→ Input data:
/---

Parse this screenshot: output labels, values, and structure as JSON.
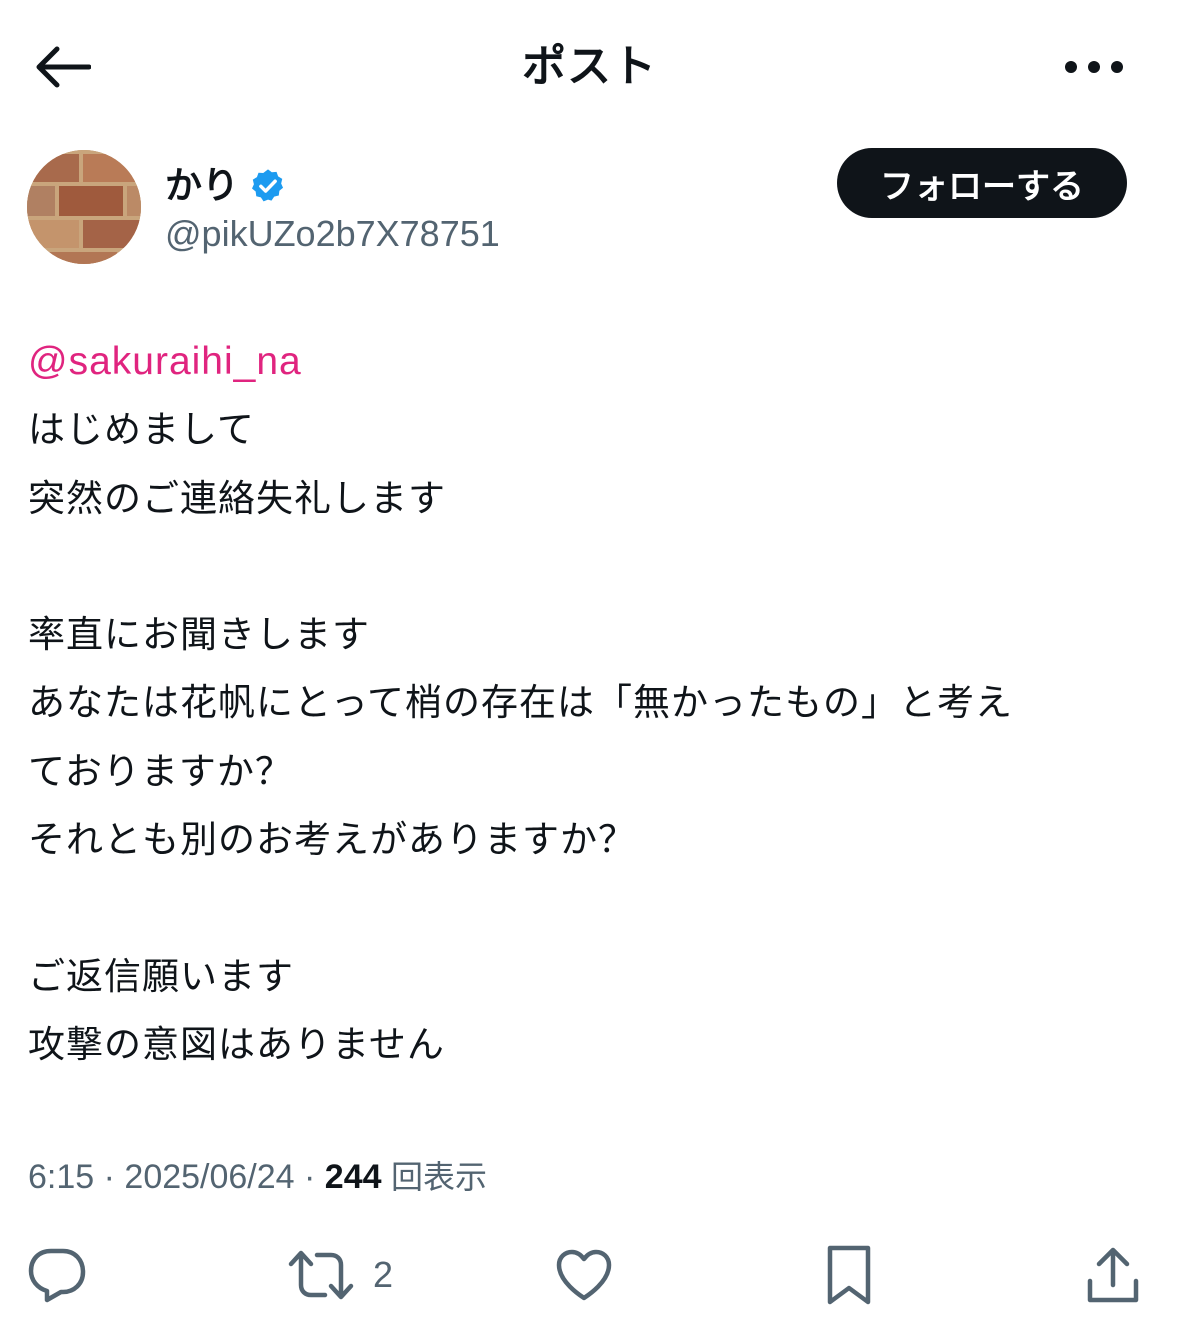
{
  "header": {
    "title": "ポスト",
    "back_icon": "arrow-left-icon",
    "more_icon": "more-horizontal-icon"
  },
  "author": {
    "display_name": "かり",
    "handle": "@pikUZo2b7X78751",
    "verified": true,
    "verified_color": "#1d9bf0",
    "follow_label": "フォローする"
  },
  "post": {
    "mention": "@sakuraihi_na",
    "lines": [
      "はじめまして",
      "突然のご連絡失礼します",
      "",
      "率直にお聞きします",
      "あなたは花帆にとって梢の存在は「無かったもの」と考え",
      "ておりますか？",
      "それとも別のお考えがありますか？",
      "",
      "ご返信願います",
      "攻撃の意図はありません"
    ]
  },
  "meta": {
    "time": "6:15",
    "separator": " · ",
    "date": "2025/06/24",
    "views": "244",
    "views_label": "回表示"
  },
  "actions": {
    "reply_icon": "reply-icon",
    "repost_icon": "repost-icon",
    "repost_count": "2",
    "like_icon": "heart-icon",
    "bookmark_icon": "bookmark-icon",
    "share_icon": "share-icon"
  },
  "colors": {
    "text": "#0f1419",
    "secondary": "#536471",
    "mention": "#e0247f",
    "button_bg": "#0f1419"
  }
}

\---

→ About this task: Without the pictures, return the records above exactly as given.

→ Exercise answer:
Parse this screenshot: output labels, values, and structure as JSON.
{
  "header": {
    "title": "ポスト",
    "back_icon": "arrow-left-icon",
    "more_icon": "more-horizontal-icon"
  },
  "author": {
    "display_name": "かり",
    "handle": "@pikUZo2b7X78751",
    "verified": true,
    "verified_color": "#1d9bf0",
    "follow_label": "フォローする"
  },
  "post": {
    "mention": "@sakuraihi_na",
    "lines": [
      "はじめまして",
      "突然のご連絡失礼します",
      "",
      "率直にお聞きします",
      "あなたは花帆にとって梢の存在は「無かったもの」と考え",
      "ておりますか？",
      "それとも別のお考えがありますか？",
      "",
      "ご返信願います",
      "攻撃の意図はありません"
    ]
  },
  "meta": {
    "time": "6:15",
    "separator": " · ",
    "date": "2025/06/24",
    "views": "244",
    "views_label": "回表示"
  },
  "actions": {
    "reply_icon": "reply-icon",
    "repost_icon": "repost-icon",
    "repost_count": "2",
    "like_icon": "heart-icon",
    "bookmark_icon": "bookmark-icon",
    "share_icon": "share-icon"
  },
  "colors": {
    "text": "#0f1419",
    "secondary": "#536471",
    "mention": "#e0247f",
    "button_bg": "#0f1419"
  }
}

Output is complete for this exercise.